BEGIN Material for this exercise
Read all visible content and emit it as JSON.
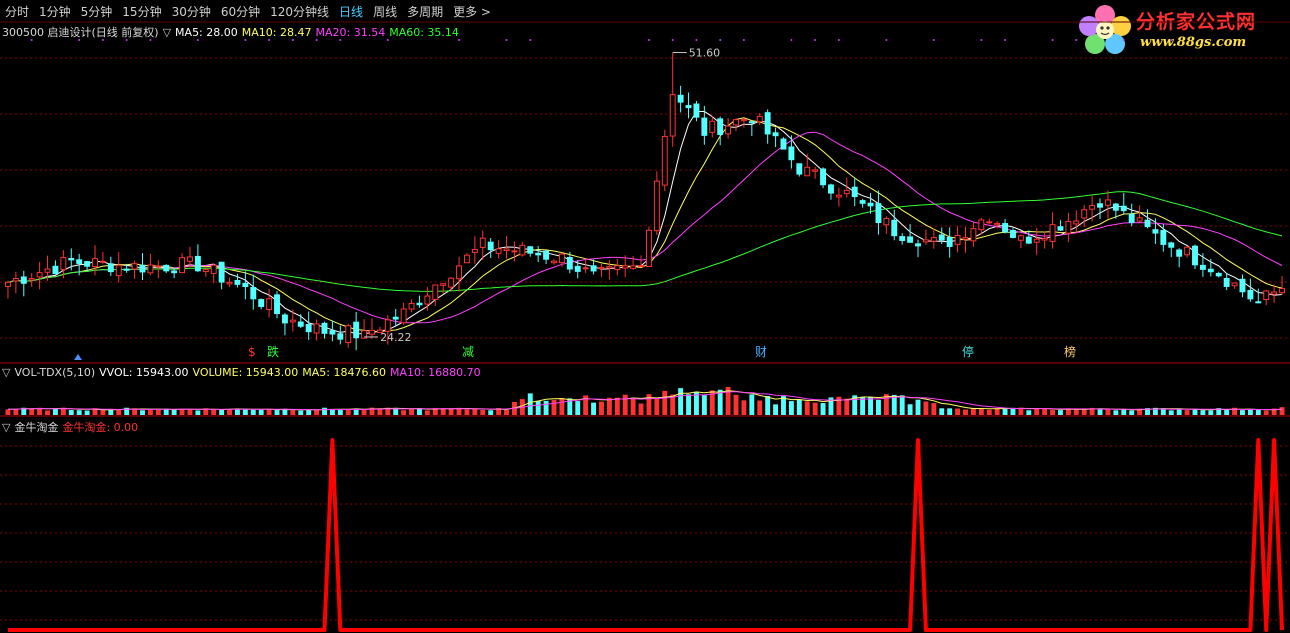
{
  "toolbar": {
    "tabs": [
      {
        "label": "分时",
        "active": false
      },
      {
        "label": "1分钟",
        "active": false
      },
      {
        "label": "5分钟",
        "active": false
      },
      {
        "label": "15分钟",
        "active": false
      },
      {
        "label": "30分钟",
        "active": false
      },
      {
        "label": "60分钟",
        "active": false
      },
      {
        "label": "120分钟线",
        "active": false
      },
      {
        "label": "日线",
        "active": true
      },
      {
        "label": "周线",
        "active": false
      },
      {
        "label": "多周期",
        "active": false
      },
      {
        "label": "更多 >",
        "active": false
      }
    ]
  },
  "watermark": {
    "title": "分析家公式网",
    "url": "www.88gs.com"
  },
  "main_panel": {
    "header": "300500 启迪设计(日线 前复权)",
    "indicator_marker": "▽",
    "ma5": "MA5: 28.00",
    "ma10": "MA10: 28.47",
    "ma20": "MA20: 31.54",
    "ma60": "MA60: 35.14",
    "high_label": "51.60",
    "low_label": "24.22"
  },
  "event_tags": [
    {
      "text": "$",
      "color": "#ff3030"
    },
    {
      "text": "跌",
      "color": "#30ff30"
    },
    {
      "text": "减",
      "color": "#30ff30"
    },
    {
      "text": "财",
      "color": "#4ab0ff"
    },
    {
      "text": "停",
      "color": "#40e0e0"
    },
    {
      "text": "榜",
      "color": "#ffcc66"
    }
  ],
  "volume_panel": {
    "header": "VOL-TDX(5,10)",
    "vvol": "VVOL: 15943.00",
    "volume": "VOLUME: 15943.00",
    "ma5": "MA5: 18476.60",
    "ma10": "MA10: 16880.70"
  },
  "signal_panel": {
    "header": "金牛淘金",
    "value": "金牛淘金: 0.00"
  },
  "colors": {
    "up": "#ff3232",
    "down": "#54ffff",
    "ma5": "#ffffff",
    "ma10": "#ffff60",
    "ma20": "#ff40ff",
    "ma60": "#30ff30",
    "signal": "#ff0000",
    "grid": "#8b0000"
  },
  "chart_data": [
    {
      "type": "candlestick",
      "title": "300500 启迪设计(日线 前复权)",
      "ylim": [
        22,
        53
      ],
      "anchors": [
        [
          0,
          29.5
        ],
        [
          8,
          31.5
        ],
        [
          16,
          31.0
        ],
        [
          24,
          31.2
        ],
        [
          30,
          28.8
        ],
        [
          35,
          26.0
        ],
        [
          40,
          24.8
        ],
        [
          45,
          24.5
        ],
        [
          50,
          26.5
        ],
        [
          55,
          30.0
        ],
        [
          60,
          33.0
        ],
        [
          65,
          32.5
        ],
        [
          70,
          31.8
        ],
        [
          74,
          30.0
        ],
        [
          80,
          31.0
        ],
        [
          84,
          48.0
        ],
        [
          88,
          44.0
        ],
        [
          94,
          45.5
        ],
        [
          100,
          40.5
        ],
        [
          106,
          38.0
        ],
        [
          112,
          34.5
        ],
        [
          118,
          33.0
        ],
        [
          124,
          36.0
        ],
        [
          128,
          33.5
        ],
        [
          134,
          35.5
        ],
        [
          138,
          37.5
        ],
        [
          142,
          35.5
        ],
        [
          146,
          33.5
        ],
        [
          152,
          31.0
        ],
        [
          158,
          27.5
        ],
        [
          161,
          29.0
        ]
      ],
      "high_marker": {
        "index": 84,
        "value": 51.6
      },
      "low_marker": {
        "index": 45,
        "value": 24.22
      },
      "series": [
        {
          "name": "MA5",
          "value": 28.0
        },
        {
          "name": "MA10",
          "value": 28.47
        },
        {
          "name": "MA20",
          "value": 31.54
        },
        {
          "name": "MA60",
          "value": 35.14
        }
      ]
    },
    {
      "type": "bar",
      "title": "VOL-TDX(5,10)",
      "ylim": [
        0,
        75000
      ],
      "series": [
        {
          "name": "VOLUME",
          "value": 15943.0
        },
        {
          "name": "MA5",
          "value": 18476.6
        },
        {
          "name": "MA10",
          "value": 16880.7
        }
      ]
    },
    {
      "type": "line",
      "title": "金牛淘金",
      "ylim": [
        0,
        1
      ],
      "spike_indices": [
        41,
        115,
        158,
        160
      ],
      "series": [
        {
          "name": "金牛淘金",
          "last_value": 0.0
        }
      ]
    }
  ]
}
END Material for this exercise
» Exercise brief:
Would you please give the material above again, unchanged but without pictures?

» Task output:
Read all visible content and emit it as JSON.
{
  "toolbar": {
    "tabs": [
      {
        "label": "分时",
        "active": false
      },
      {
        "label": "1分钟",
        "active": false
      },
      {
        "label": "5分钟",
        "active": false
      },
      {
        "label": "15分钟",
        "active": false
      },
      {
        "label": "30分钟",
        "active": false
      },
      {
        "label": "60分钟",
        "active": false
      },
      {
        "label": "120分钟线",
        "active": false
      },
      {
        "label": "日线",
        "active": true
      },
      {
        "label": "周线",
        "active": false
      },
      {
        "label": "多周期",
        "active": false
      },
      {
        "label": "更多 >",
        "active": false
      }
    ]
  },
  "watermark": {
    "title": "分析家公式网",
    "url": "www.88gs.com"
  },
  "main_panel": {
    "header": "300500 启迪设计(日线 前复权)",
    "indicator_marker": "▽",
    "ma5": "MA5: 28.00",
    "ma10": "MA10: 28.47",
    "ma20": "MA20: 31.54",
    "ma60": "MA60: 35.14",
    "high_label": "51.60",
    "low_label": "24.22"
  },
  "event_tags": [
    {
      "text": "$",
      "color": "#ff3030"
    },
    {
      "text": "跌",
      "color": "#30ff30"
    },
    {
      "text": "减",
      "color": "#30ff30"
    },
    {
      "text": "财",
      "color": "#4ab0ff"
    },
    {
      "text": "停",
      "color": "#40e0e0"
    },
    {
      "text": "榜",
      "color": "#ffcc66"
    }
  ],
  "volume_panel": {
    "header": "VOL-TDX(5,10)",
    "vvol": "VVOL: 15943.00",
    "volume": "VOLUME: 15943.00",
    "ma5": "MA5: 18476.60",
    "ma10": "MA10: 16880.70"
  },
  "signal_panel": {
    "header": "金牛淘金",
    "value": "金牛淘金: 0.00"
  },
  "colors": {
    "up": "#ff3232",
    "down": "#54ffff",
    "ma5": "#ffffff",
    "ma10": "#ffff60",
    "ma20": "#ff40ff",
    "ma60": "#30ff30",
    "signal": "#ff0000",
    "grid": "#8b0000"
  },
  "chart_data": [
    {
      "type": "candlestick",
      "title": "300500 启迪设计(日线 前复权)",
      "ylim": [
        22,
        53
      ],
      "anchors": [
        [
          0,
          29.5
        ],
        [
          8,
          31.5
        ],
        [
          16,
          31.0
        ],
        [
          24,
          31.2
        ],
        [
          30,
          28.8
        ],
        [
          35,
          26.0
        ],
        [
          40,
          24.8
        ],
        [
          45,
          24.5
        ],
        [
          50,
          26.5
        ],
        [
          55,
          30.0
        ],
        [
          60,
          33.0
        ],
        [
          65,
          32.5
        ],
        [
          70,
          31.8
        ],
        [
          74,
          30.0
        ],
        [
          80,
          31.0
        ],
        [
          84,
          48.0
        ],
        [
          88,
          44.0
        ],
        [
          94,
          45.5
        ],
        [
          100,
          40.5
        ],
        [
          106,
          38.0
        ],
        [
          112,
          34.5
        ],
        [
          118,
          33.0
        ],
        [
          124,
          36.0
        ],
        [
          128,
          33.5
        ],
        [
          134,
          35.5
        ],
        [
          138,
          37.5
        ],
        [
          142,
          35.5
        ],
        [
          146,
          33.5
        ],
        [
          152,
          31.0
        ],
        [
          158,
          27.5
        ],
        [
          161,
          29.0
        ]
      ],
      "high_marker": {
        "index": 84,
        "value": 51.6
      },
      "low_marker": {
        "index": 45,
        "value": 24.22
      },
      "series": [
        {
          "name": "MA5",
          "value": 28.0
        },
        {
          "name": "MA10",
          "value": 28.47
        },
        {
          "name": "MA20",
          "value": 31.54
        },
        {
          "name": "MA60",
          "value": 35.14
        }
      ]
    },
    {
      "type": "bar",
      "title": "VOL-TDX(5,10)",
      "ylim": [
        0,
        75000
      ],
      "series": [
        {
          "name": "VOLUME",
          "value": 15943.0
        },
        {
          "name": "MA5",
          "value": 18476.6
        },
        {
          "name": "MA10",
          "value": 16880.7
        }
      ]
    },
    {
      "type": "line",
      "title": "金牛淘金",
      "ylim": [
        0,
        1
      ],
      "spike_indices": [
        41,
        115,
        158,
        160
      ],
      "series": [
        {
          "name": "金牛淘金",
          "last_value": 0.0
        }
      ]
    }
  ]
}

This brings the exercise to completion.